(Dataset rows describing interfaces)

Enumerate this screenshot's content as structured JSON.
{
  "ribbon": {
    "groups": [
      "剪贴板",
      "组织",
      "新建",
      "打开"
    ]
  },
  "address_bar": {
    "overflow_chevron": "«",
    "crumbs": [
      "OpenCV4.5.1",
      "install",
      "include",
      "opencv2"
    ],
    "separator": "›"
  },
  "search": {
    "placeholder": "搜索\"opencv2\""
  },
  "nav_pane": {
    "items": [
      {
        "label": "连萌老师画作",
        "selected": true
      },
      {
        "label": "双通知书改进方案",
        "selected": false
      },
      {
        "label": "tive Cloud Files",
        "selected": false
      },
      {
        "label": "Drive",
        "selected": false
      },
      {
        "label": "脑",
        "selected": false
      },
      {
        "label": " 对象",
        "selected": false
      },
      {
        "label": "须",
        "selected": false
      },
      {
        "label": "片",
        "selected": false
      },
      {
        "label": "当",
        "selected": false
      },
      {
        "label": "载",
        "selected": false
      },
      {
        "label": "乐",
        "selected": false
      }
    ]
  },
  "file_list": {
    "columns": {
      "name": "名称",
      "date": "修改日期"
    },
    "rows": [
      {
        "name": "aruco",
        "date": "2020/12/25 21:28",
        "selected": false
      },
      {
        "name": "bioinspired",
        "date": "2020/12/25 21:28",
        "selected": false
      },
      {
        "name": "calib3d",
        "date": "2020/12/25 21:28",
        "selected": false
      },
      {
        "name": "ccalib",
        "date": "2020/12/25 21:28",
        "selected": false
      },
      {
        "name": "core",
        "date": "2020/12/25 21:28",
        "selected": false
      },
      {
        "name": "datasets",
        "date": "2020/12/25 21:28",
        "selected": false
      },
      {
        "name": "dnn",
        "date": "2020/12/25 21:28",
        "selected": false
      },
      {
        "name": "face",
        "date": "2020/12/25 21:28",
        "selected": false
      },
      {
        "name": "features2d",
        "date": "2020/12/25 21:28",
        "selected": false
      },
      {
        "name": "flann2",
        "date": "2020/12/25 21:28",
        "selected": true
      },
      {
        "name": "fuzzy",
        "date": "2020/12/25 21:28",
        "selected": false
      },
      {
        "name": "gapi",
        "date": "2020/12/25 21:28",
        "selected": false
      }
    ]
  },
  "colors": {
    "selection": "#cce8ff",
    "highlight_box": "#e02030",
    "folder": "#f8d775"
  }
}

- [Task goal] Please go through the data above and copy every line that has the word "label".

- [Solution for this exercise]
        "label": "连萌老师画作",
        "label": "双通知书改进方案",
        "label": "tive Cloud Files",
        "label": "Drive",
        "label": "脑",
        "label": " 对象",
        "label": "须",
        "label": "片",
        "label": "当",
        "label": "载",
        "label": "乐",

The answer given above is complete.